The Pfizer-BioNTech jab has the UK COVID-19[feminine[feminine The vaccination program started on December 8 after receiving emergency approval from the Medicines and Health Products Regulatory Agency (MHRA) less than a week earlier.
January 4, Oxford-AstraZeneca jab also began to be administered after its approval on December 30.
Only one other vaccine has since been approved, but the government has ordered 300 million doses of five more vaccines.
These are the ones that have yet to be deployed or approved:
Approved: Moderna – 17m ordered doses
The Moderna vaccine was approved on January 7 and is expected to be rolled out in April when it ships from the United States.
It is an mRNA vaccine, like the Pfizer vaccine, and trials have shown it to be 95% effective in preventing COVID-19.
Not approved: Novavax – 60m doses ordered
The Novavax vaccine is awaiting approval from the MHRA, which is expected shortly but already made in England.
Novavax, a U.S. vaccine development company that also has facilities in Sweden, began developing a COVID vaccine in January 2020.
This is a protein subunit vaccine that contains the COVID virus spike protein.
In January 2021, its phase three trials found it to be 89.3% effective and offer strong immunity against new variants, including Kent’s.
Its vaccine is manufactured at Fujifilm’s site in Billington, Stockton-on-Tees and will undergo its “fill and finish” at a GlaxoSmithKline (GSK) facility in Barnard Castle, County Durham.
Not approved: Janssen (Johnson & Johnson) – 30m doses ordered
Only one vaccine is needed for this viral vector vaccine – the same kind of technology as that of AstraZeneca.
It was approved in the US in February and in the EU in March after trials found it to be 67% effective in preventing COVID-19 and fully effective in preventing hospitalizations and death from the virus. .
Janssen Pharmaceuticals is a Belgian subsidiary of pharmaceutical giant Johnson & Johnson, so the jab is referred to by both names.
Not approved: Valneva – 100m doses ordered
The French pharmaceutical company’s jab is still being tested, but manufacturing has started at a site in West Lothian, Scotland.
It uses whole inactive viral technology – a dead version of the coronavirus that cannot cause disease but should teach the body’s immune system how to fight it.
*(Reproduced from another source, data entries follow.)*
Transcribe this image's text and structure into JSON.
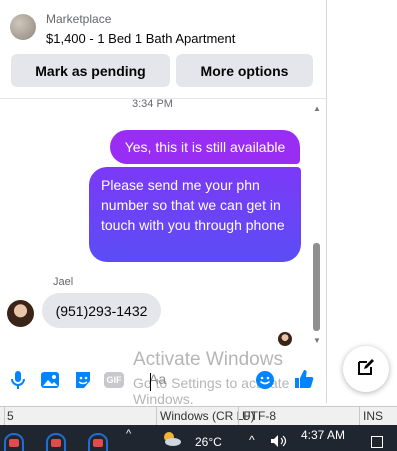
{
  "marketplace": {
    "label": "Marketplace",
    "title": "$1,400 - 1 Bed 1 Bath Apartment",
    "mark_pending": "Mark as pending",
    "more_options": "More options"
  },
  "conversation": {
    "timestamp": "3:34 PM",
    "outgoing": [
      "Yes, this it is still available",
      "Please send me your phn number so that we can get in touch with you through phone"
    ],
    "sender_name": "Jael",
    "incoming": "(951)293-1432"
  },
  "composer": {
    "placeholder": "Aa",
    "icons": [
      "microphone-icon",
      "image-icon",
      "sticker-icon",
      "gif-icon",
      "emoji-icon",
      "thumbs-up-icon"
    ],
    "gif_label": "GIF"
  },
  "watermark": {
    "line1": "Activate Windows",
    "line2": "Go to Settings to activate Windows."
  },
  "statusbar": {
    "col": "5",
    "line_endings": "Windows (CR LF)",
    "encoding": "UTF-8",
    "mode": "INS"
  },
  "taskbar": {
    "temperature": "26°C",
    "time": "4:37 AM"
  },
  "colors": {
    "accent_purple": "#9a2df4",
    "accent_blue": "#0084ff"
  }
}
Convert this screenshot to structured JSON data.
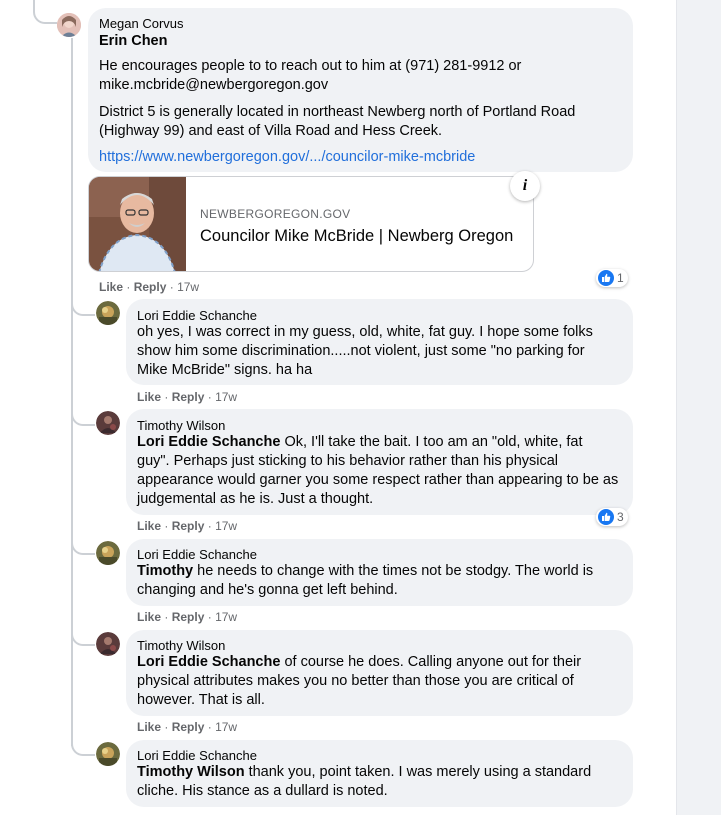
{
  "top_comment": {
    "author": "Megan Corvus",
    "mention": "Erin Chen",
    "paragraph1": "He encourages people to to reach out to him at (971) 281-9912 or mike.mcbride@newbergoregon.gov",
    "paragraph2": "District 5 is generally located in northeast Newberg north of Portland Road (Highway 99) and east of Villa Road and Hess Creek.",
    "link_text": "https://www.newbergoregon.gov/.../councilor-mike-mcbride",
    "link_card": {
      "domain": "NEWBERGOREGON.GOV",
      "title": "Councilor Mike McBride | Newberg Oregon",
      "info_icon": "info-icon"
    },
    "actions": {
      "like": "Like",
      "reply": "Reply",
      "sep": "·",
      "time": "17w"
    },
    "reactions": {
      "icon": "thumbs-up-icon",
      "count": "1"
    }
  },
  "replies": [
    {
      "author": "Lori Eddie Schanche",
      "mention": "",
      "text": "oh yes, I was correct in my guess, old, white, fat guy. I hope some folks show him some discrimination.....not violent, just some \"no parking for Mike McBride\" signs. ha ha",
      "actions": {
        "like": "Like",
        "reply": "Reply",
        "time": "17w"
      }
    },
    {
      "author": "Timothy Wilson",
      "mention": "Lori Eddie Schanche",
      "text": " Ok, I'll take the bait. I too am an \"old, white, fat guy\". Perhaps just sticking to his behavior rather than his physical appearance would garner you some respect rather than appearing to be as judgemental as he is. Just a thought.",
      "actions": {
        "like": "Like",
        "reply": "Reply",
        "time": "17w"
      },
      "reactions": {
        "icon": "thumbs-up-icon",
        "count": "3"
      }
    },
    {
      "author": "Lori Eddie Schanche",
      "mention": "Timothy",
      "text": " he needs to change with the times not be stodgy. The world is changing and he's gonna get left behind.",
      "actions": {
        "like": "Like",
        "reply": "Reply",
        "time": "17w"
      }
    },
    {
      "author": "Timothy Wilson",
      "mention": "Lori Eddie Schanche",
      "text": " of course he does. Calling anyone out for their physical attributes makes you no better than those you are critical of however. That is all.",
      "actions": {
        "like": "Like",
        "reply": "Reply",
        "time": "17w"
      }
    },
    {
      "author": "Lori Eddie Schanche",
      "mention": "Timothy Wilson",
      "text": " thank you, point taken. I was merely using a standard cliche. His stance as a dullard is noted.",
      "actions": {
        "like": "Like",
        "reply": "Reply",
        "time": "17w"
      }
    }
  ],
  "colors": {
    "bubble": "#f0f2f5",
    "link": "#216fdb",
    "meta": "#65676b",
    "like_blue": "#1877f2"
  }
}
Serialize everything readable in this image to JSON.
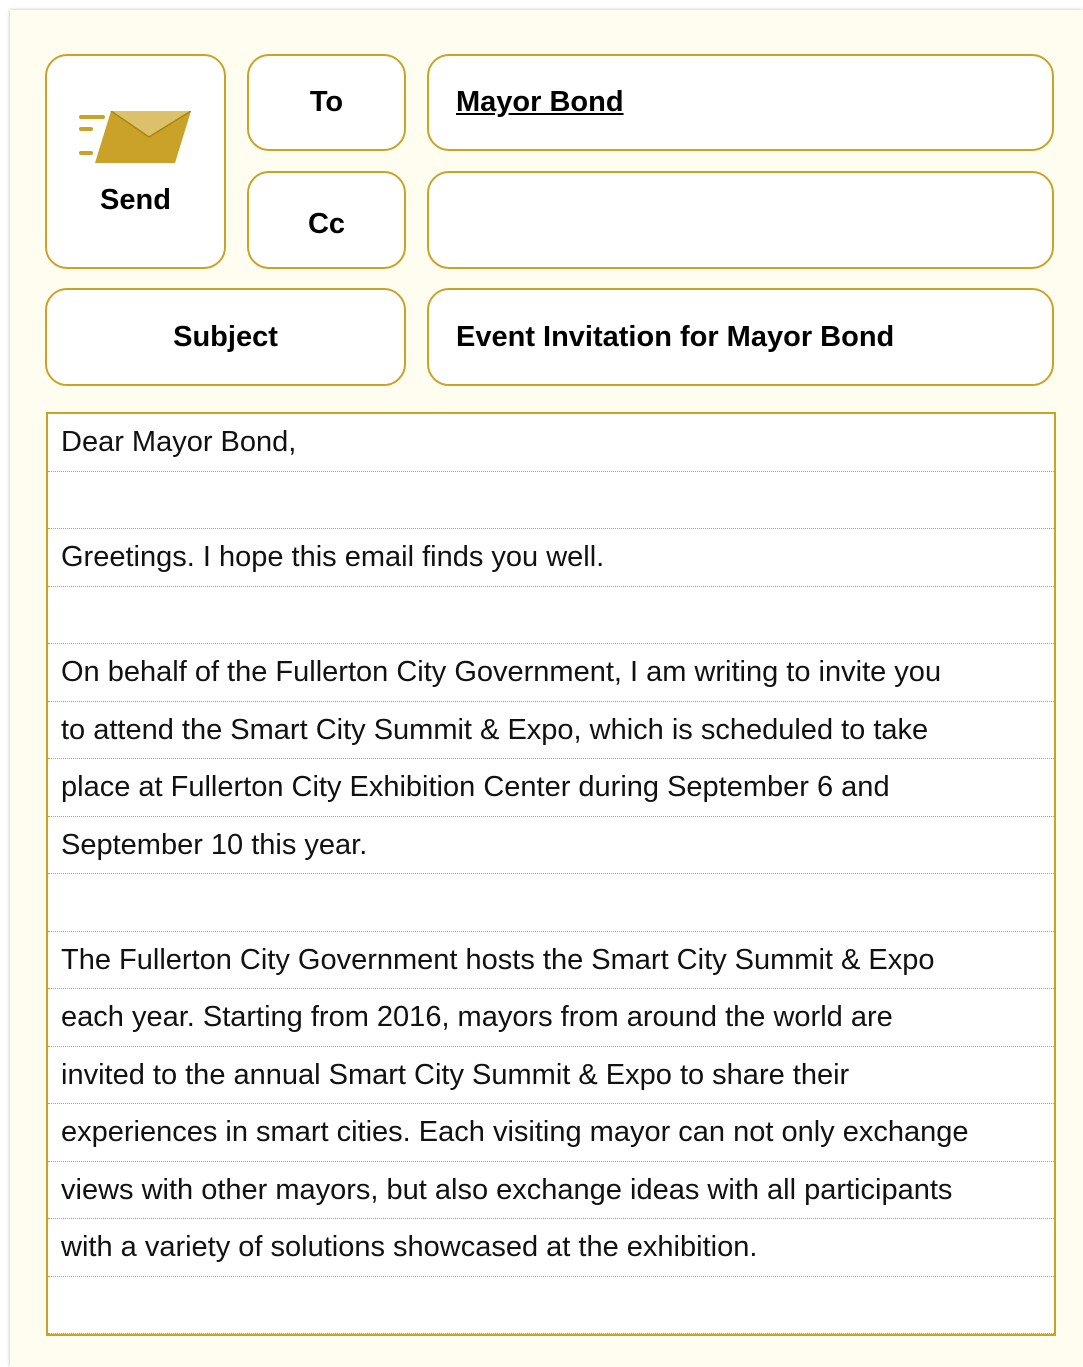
{
  "header": {
    "send_label": "Send",
    "send_icon": "send-envelope-icon",
    "to_label": "To",
    "to_value": "Mayor Bond",
    "cc_label": "Cc",
    "cc_value": "",
    "subject_label": "Subject",
    "subject_value": "Event Invitation for Mayor Bond"
  },
  "colors": {
    "accent": "#c9a227",
    "background": "#fffdf0"
  },
  "body": {
    "lines": [
      "Dear Mayor Bond,",
      "",
      "Greetings. I hope this email finds you well.",
      "",
      "On behalf of the Fullerton City Government, I am writing to invite you",
      "to attend the Smart City Summit & Expo, which is scheduled to take",
      "place at Fullerton City Exhibition Center during September 6 and",
      "September 10 this year.",
      "",
      "The Fullerton City Government hosts the Smart City Summit & Expo",
      "each year. Starting from 2016, mayors from around the world are",
      "invited to the annual Smart City Summit & Expo to share their",
      "experiences in smart cities. Each visiting mayor can not only exchange",
      "views with other mayors, but also exchange ideas with all participants",
      "with a variety of solutions showcased at the exhibition.",
      ""
    ]
  }
}
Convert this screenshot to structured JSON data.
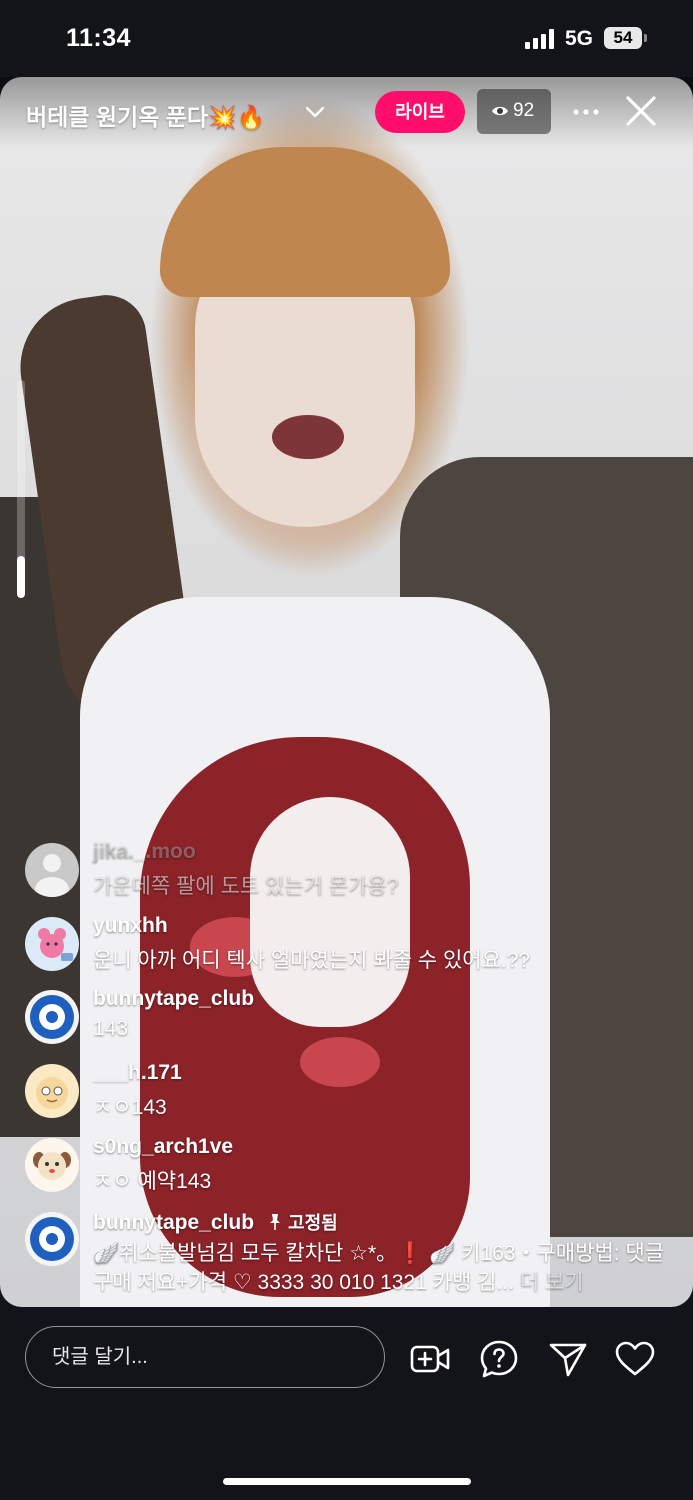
{
  "status": {
    "time": "11:34",
    "network": "5G",
    "battery": "54"
  },
  "live": {
    "title": "버테클 원기옥 푼다💥🔥",
    "badge": "라이브",
    "viewers": "92"
  },
  "comments": [
    {
      "user": "jika._.moo",
      "text": "가운데쪽 팔에 도트 있는거 몬가용?",
      "avatar": "grey-default"
    },
    {
      "user": "yunxhh",
      "text": "운니 아까 어디 텍사 얼마였는지 봐줄 수 있어요.??",
      "avatar": "pink-bear"
    },
    {
      "user": "bunnytape_club",
      "text": "143",
      "avatar": "funny-tape-club"
    },
    {
      "user": "___h.171",
      "text": "ㅈㅇ143",
      "avatar": "cartoon-face"
    },
    {
      "user": "s0ng_arch1ve",
      "text": "ㅈㅇ 예약143",
      "avatar": "puppy"
    }
  ],
  "pinned": {
    "user": "bunnytape_club",
    "label": "고정됨",
    "text": "🪽취소불발넘김 모두 칼차단 ☆*。❗ 🪽 키163・구매방법: 댓글구매 저요+가격 ♡ 3333 30 010 1321 카뱅 김...",
    "more": "더 보기"
  },
  "input": {
    "placeholder": "댓글 달기..."
  },
  "actions": [
    "add-video-icon",
    "question-icon",
    "send-icon",
    "heart-icon"
  ]
}
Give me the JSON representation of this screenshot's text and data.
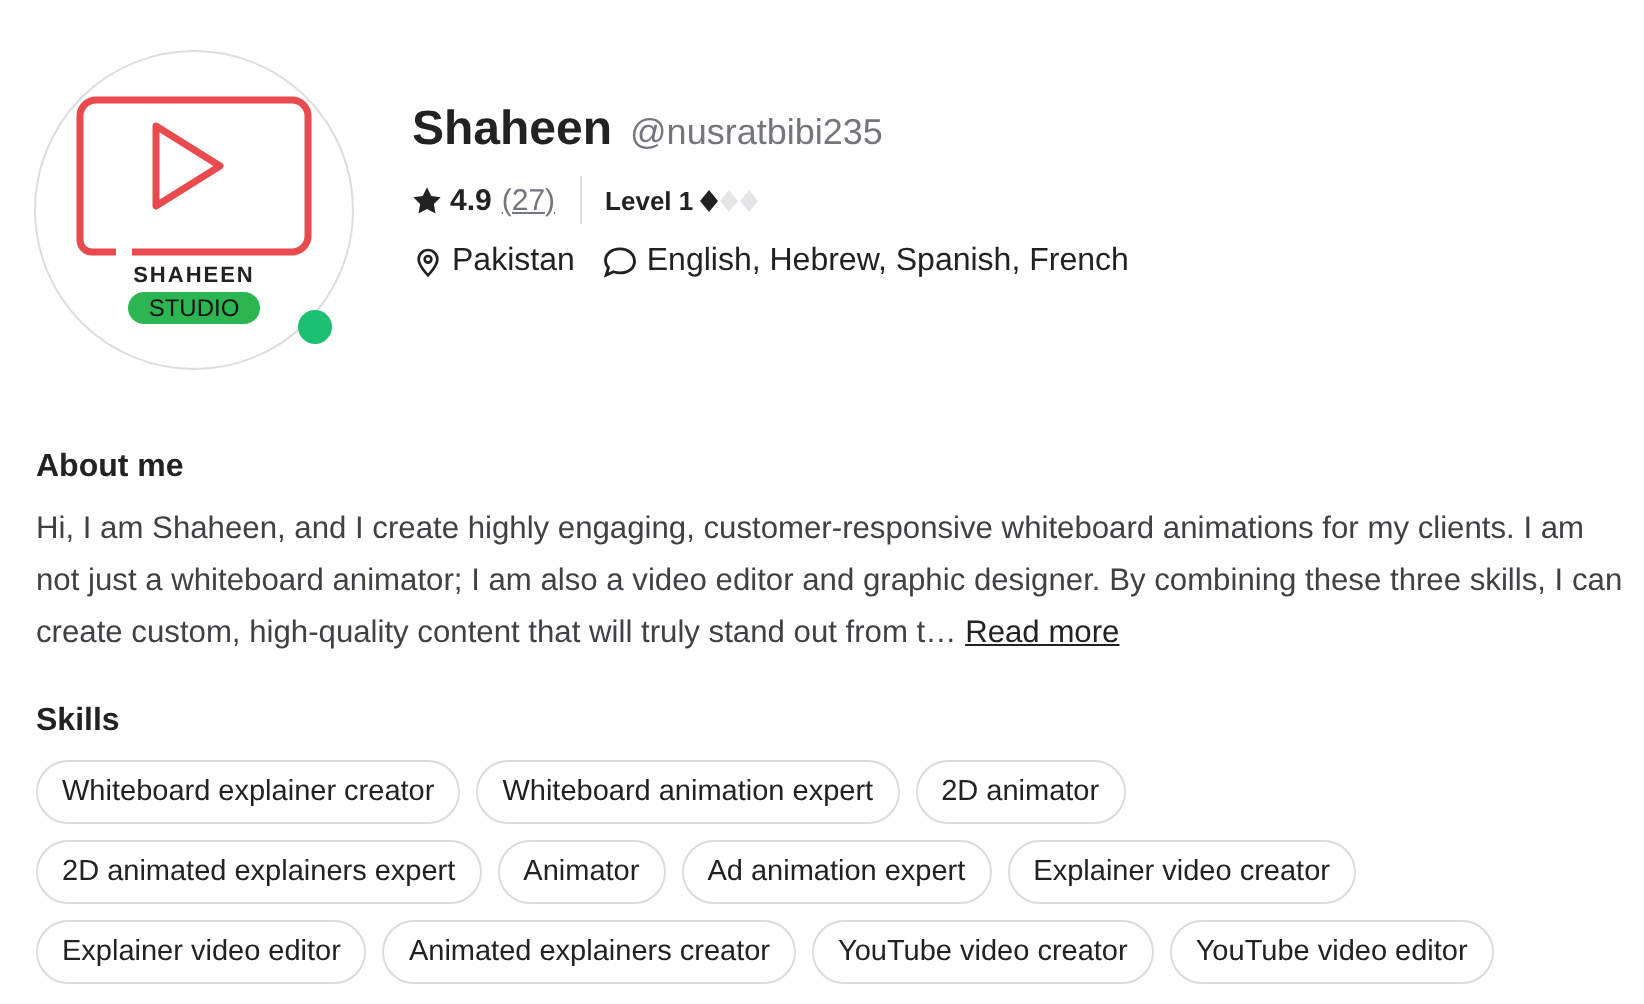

If approved, doses of 60 million are expected to be administered in the second half of 2021 and the remaining 40 million next year in case boosters are needed.
Not approved: GlaxoSmithKline / Sanofi Pasteur – 60m ordered doses
The trials were due in December after phase one and two results showed a weak immune response in adults over 49 years old.
They were restarted in February with more volunteers, including older adults, and if the data is positive it could move to advanced stage trials in the second quarter of 2021.
The British drug giant and its French partner, which is the world’s largest all-vaccine company, said a vaccine could be available by the last quarter of 2021.
Not approved: CureVac – 50m doses ordered
An mRNA vaccine, like that of Pfizer and Moderna, the German company is in phase three trials.
He is also working with the UK government and GSK to develop a new variety of vaccine that can protect against several new strains of COVID in one shot.
After phase one trials, the company said its first-generation vaccine closely mimics the immune response after natural infection with COVID-19.
A specialist in RNA technology for 20 years, CureVac joined the UK Vaccines Taskforce in February.
CureVac’s deal with the UK includes the ability to manufacture its vaccines in the UK.